We believe that the evidence below is sufficient to support the hearing officer's finding that the demo vehicle constituted remuneration for claimant's performance of his job and therefore constitutes "wages" as defined in the Act. The testimony of both witnesses, along with the "Salesman Demonstrator and Sales Agreement," confirm that it was employer's standard practice to provide vehicles to its sales staff, and to replace such vehicles as they were sold. Sales personnel were allowed to use the demos for their own personal use, with limited restrictions. That the furnishing of demo vehicles also inured to the benefit of employer, which profited by their sale, does not appear to make them any less of a benefit or remuneration to an employee. Clearly, part of claimant's job as a salesman, according to Mr. D, was to "show and hopefully sell" such vehicles to customers of employer. As can be seen by the examples listed in the statute (which are not exhaustive), there may be items provided by an employer that are not salary but which nevertheless will come within the definition of "wage." We affirm the findings and conclusions of the hearing officer on this point.
The carrier also argues that, even if the use of the demo vehicle was an "other advantage" under the statute, there was insufficient evidence to support a determination that the vehicle's net value was $300.00 per month. The carrier argues that the lease of a new car would amount to that much, and that the used nature of the cars plus the restrictions on their use made them worth less. We note that the claimant estimated that the purchase or lease price of a new vehicle would be around $400.00 per month. On cross-examination Mr. D testified to the approximate purchase price of the demo vehicles, and stated that this would amount to somewhere around $300 to $350 per month. The claimant also testified that he was charged $350 per month for a comparable vehicle when he worked for a previous employer. We find this is sufficient evidence upon which the hearing officer could have based her determination, and that such is not against the great weight and preponderance of the evidence. Atlantic Mutual Insurance Co. v. Middleman, supra.
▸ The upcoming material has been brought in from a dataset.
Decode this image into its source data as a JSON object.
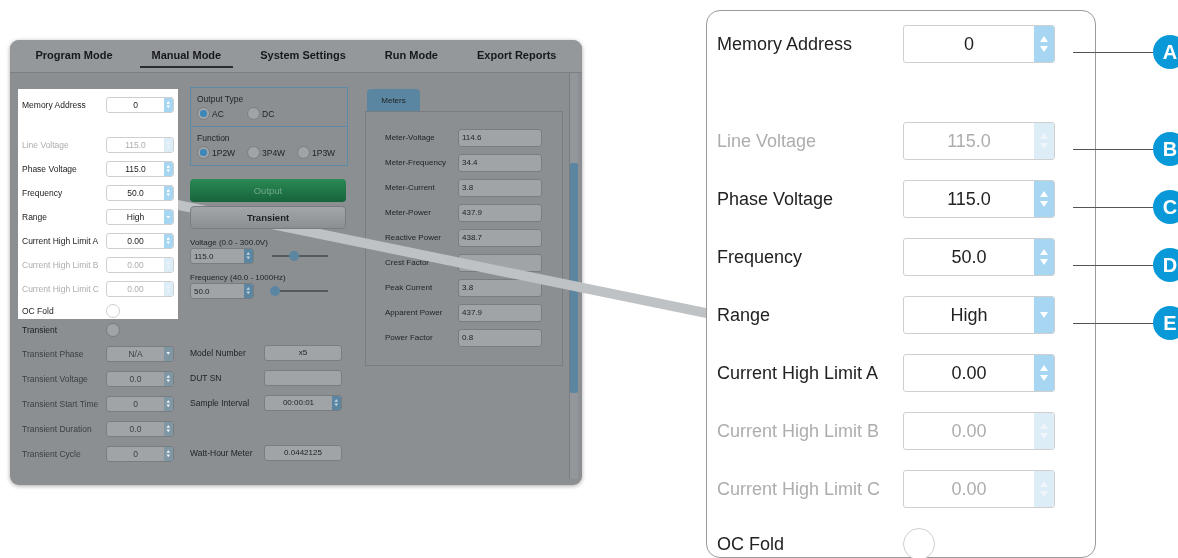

The decision and order of the hearing officer are affirmed.
Lynda H. Nesenholtz
Philip F. O'Neill
Gary L. Kilgore
1The carrier also argues that the Internal Revenue Code states that a demo vehicle is not a benefit to be included in calculating an employee's wage, and it attaches pertinent portions to the Code to its request for review. As this material was not introduced at the hearing, however, we will not consider it on appeal. We also observe that a determination with regard to taxable income is not necessarily relevant to the issue of AWW.